I agree that MS is hungry-bat for license fee, on the other hand dont agree that Free software is the key. What about Apple than? they dont ask for license cost however they dont allow you to play with other rules. The way that MS could win from the pad market is that they make serious partnership with computer producers as like Dell, Asus, Acer etc with low cost license and ARM support. On the other hand we are talking about WIntel cooperation. I dont think in short term we could see ARM based MS systems
I don't see tablets being "productivity tools", but a new class of machines. My company, for example, will be using tablets as super remote controls to be supplied with our AV systems. I think they will mainly be entertainment devices.
I disagree with the premise that Microsoft Office is not a requirement for broad adoption of a Windows tablet OS. Regardless of any amount or lack of suitability, Windows is used by the masses and the masses need transparent interoperability.
People have enough trouble just managing file location and duplication with multiple devices. Add in format differences between a tablet and a full-PC and the problem will on be much worse.
If tablets become inexpensive enough to be single use devices (web browsing only, entertainment only, etc) then, perhaps it would work without office application compatibility, but as anything close to a replacement for a netbook/notebook or as any kind of a productivity tool, it just won't fly without it.
What CPU they are running on is the least of Microsoft's concerns in terms of tablets. Their knee-jerk reaction is to impose the Windows heavy client model on them, which is far from optimum. This was their mistake in the first round of tablets a decade ago. Making it into a big phone isn't quite right either, as is being discovered with the current generation of tablets. CES this year will be the first chance to see Google's take on a real tablet operating system and user model. There is a door still open here for Microsoft, but it may be closing fast.
Perhaps Windows for Tablets should evolve from Windows Phone rather than from Windows 7. It should, of course, run on ARMs as well as Atoms.
One must wonder though if MS isn't too late to the tablet party to make a difference.

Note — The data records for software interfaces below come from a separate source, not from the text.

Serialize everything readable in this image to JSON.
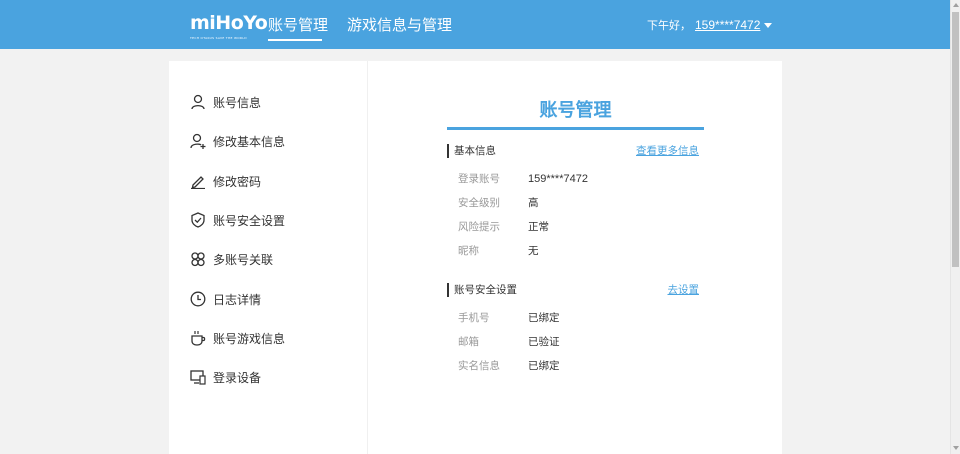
{
  "header": {
    "logo_text": "miHoYo",
    "logo_tagline": "TECH OTAKUS SAVE THE WORLD",
    "tabs": [
      {
        "label": "账号管理",
        "active": true
      },
      {
        "label": "游戏信息与管理",
        "active": false
      }
    ],
    "greeting": "下午好，",
    "username": "159****7472"
  },
  "sidebar": {
    "items": [
      {
        "label": "账号信息",
        "icon": "user-icon"
      },
      {
        "label": "修改基本信息",
        "icon": "user-edit-icon"
      },
      {
        "label": "修改密码",
        "icon": "pencil-icon"
      },
      {
        "label": "账号安全设置",
        "icon": "shield-check-icon"
      },
      {
        "label": "多账号关联",
        "icon": "multi-account-icon"
      },
      {
        "label": "日志详情",
        "icon": "clock-icon"
      },
      {
        "label": "账号游戏信息",
        "icon": "cup-icon"
      },
      {
        "label": "登录设备",
        "icon": "devices-icon"
      }
    ]
  },
  "main": {
    "title": "账号管理",
    "basic": {
      "title": "基本信息",
      "link": "查看更多信息",
      "rows": [
        {
          "label": "登录账号",
          "value": "159****7472"
        },
        {
          "label": "安全级别",
          "value": "高"
        },
        {
          "label": "风险提示",
          "value": "正常"
        },
        {
          "label": "昵称",
          "value": "无"
        }
      ]
    },
    "security": {
      "title": "账号安全设置",
      "link": "去设置",
      "rows": [
        {
          "label": "手机号",
          "value": "已绑定"
        },
        {
          "label": "邮箱",
          "value": "已验证"
        },
        {
          "label": "实名信息",
          "value": "已绑定"
        }
      ]
    }
  },
  "colors": {
    "brand_blue": "#4aa3df",
    "background": "#f2f2f2"
  }
}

As we unveil EE Times’ 2015 Silicon 60 list, journalist & Silicon 60 researcher Peter Clarke hosts a conversation on startups in the electronics industry. Panelists from incubators join Peter Clarke in debate.